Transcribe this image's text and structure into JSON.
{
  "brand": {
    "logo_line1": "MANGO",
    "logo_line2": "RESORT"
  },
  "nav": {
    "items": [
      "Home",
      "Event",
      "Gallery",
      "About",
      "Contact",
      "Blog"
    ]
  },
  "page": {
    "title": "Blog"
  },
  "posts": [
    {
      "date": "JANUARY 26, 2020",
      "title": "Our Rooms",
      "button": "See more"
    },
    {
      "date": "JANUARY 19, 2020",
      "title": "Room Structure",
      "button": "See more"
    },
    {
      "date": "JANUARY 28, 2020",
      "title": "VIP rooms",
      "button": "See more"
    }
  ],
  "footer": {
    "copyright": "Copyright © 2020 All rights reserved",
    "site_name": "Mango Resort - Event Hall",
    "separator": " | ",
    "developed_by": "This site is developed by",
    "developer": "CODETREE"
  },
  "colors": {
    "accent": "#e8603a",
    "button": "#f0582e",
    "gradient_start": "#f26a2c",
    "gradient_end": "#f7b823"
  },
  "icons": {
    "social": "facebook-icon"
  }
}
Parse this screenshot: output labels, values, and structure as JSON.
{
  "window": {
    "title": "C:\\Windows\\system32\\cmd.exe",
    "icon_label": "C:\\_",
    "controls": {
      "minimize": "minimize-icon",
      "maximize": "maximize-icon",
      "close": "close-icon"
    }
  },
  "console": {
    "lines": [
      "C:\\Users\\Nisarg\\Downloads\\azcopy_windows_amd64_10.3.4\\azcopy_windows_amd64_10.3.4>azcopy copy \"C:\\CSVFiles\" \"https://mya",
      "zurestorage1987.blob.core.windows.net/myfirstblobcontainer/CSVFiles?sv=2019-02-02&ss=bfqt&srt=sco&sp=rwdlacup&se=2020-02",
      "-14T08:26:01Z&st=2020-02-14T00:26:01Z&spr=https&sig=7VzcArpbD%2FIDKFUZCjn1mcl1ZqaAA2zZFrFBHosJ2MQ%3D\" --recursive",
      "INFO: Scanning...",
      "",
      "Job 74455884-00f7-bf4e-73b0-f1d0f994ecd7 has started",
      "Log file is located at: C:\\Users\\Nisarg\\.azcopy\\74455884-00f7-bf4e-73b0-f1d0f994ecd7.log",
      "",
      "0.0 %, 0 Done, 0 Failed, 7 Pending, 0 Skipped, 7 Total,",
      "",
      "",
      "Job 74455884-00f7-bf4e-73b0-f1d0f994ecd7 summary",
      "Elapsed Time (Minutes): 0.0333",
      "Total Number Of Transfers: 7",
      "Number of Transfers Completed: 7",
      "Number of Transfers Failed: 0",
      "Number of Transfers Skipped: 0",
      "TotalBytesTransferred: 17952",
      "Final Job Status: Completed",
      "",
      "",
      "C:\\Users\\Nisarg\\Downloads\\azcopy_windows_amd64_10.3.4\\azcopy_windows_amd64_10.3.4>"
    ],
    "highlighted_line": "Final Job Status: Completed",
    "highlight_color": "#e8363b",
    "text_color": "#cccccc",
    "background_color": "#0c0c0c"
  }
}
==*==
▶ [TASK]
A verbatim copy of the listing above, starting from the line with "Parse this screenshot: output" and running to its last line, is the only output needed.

▶ [WRITTEN SOLUTION]
Parse this screenshot: output labels, values, and structure as JSON.
{
  "window": {
    "title": "C:\\Windows\\system32\\cmd.exe",
    "icon_label": "C:\\_",
    "controls": {
      "minimize": "minimize-icon",
      "maximize": "maximize-icon",
      "close": "close-icon"
    }
  },
  "console": {
    "lines": [
      "C:\\Users\\Nisarg\\Downloads\\azcopy_windows_amd64_10.3.4\\azcopy_windows_amd64_10.3.4>azcopy copy \"C:\\CSVFiles\" \"https://mya",
      "zurestorage1987.blob.core.windows.net/myfirstblobcontainer/CSVFiles?sv=2019-02-02&ss=bfqt&srt=sco&sp=rwdlacup&se=2020-02",
      "-14T08:26:01Z&st=2020-02-14T00:26:01Z&spr=https&sig=7VzcArpbD%2FIDKFUZCjn1mcl1ZqaAA2zZFrFBHosJ2MQ%3D\" --recursive",
      "INFO: Scanning...",
      "",
      "Job 74455884-00f7-bf4e-73b0-f1d0f994ecd7 has started",
      "Log file is located at: C:\\Users\\Nisarg\\.azcopy\\74455884-00f7-bf4e-73b0-f1d0f994ecd7.log",
      "",
      "0.0 %, 0 Done, 0 Failed, 7 Pending, 0 Skipped, 7 Total,",
      "",
      "",
      "Job 74455884-00f7-bf4e-73b0-f1d0f994ecd7 summary",
      "Elapsed Time (Minutes): 0.0333",
      "Total Number Of Transfers: 7",
      "Number of Transfers Completed: 7",
      "Number of Transfers Failed: 0",
      "Number of Transfers Skipped: 0",
      "TotalBytesTransferred: 17952",
      "Final Job Status: Completed",
      "",
      "",
      "C:\\Users\\Nisarg\\Downloads\\azcopy_windows_amd64_10.3.4\\azcopy_windows_amd64_10.3.4>"
    ],
    "highlighted_line": "Final Job Status: Completed",
    "highlight_color": "#e8363b",
    "text_color": "#cccccc",
    "background_color": "#0c0c0c"
  }
}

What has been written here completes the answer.